Entries from a dataset of interfaces
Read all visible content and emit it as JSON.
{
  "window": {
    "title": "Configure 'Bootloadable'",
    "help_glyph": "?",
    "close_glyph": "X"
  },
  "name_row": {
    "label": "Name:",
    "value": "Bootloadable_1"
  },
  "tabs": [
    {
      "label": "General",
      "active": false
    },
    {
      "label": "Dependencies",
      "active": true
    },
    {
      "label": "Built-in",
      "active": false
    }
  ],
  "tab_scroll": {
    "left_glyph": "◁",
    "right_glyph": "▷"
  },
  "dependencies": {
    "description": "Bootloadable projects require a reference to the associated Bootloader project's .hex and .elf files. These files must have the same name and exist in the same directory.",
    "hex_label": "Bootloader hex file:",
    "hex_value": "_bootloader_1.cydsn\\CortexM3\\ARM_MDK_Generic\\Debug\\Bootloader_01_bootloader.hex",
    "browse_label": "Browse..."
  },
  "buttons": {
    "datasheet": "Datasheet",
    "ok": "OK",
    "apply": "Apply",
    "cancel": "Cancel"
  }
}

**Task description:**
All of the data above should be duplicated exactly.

**Solution for this task:**
Read all visible content and emit it as JSON.
{
  "window": {
    "title": "Configure 'Bootloadable'",
    "help_glyph": "?",
    "close_glyph": "X"
  },
  "name_row": {
    "label": "Name:",
    "value": "Bootloadable_1"
  },
  "tabs": [
    {
      "label": "General",
      "active": false
    },
    {
      "label": "Dependencies",
      "active": true
    },
    {
      "label": "Built-in",
      "active": false
    }
  ],
  "tab_scroll": {
    "left_glyph": "◁",
    "right_glyph": "▷"
  },
  "dependencies": {
    "description": "Bootloadable projects require a reference to the associated Bootloader project's .hex and .elf files. These files must have the same name and exist in the same directory.",
    "hex_label": "Bootloader hex file:",
    "hex_value": "_bootloader_1.cydsn\\CortexM3\\ARM_MDK_Generic\\Debug\\Bootloader_01_bootloader.hex",
    "browse_label": "Browse..."
  },
  "buttons": {
    "datasheet": "Datasheet",
    "ok": "OK",
    "apply": "Apply",
    "cancel": "Cancel"
  }
}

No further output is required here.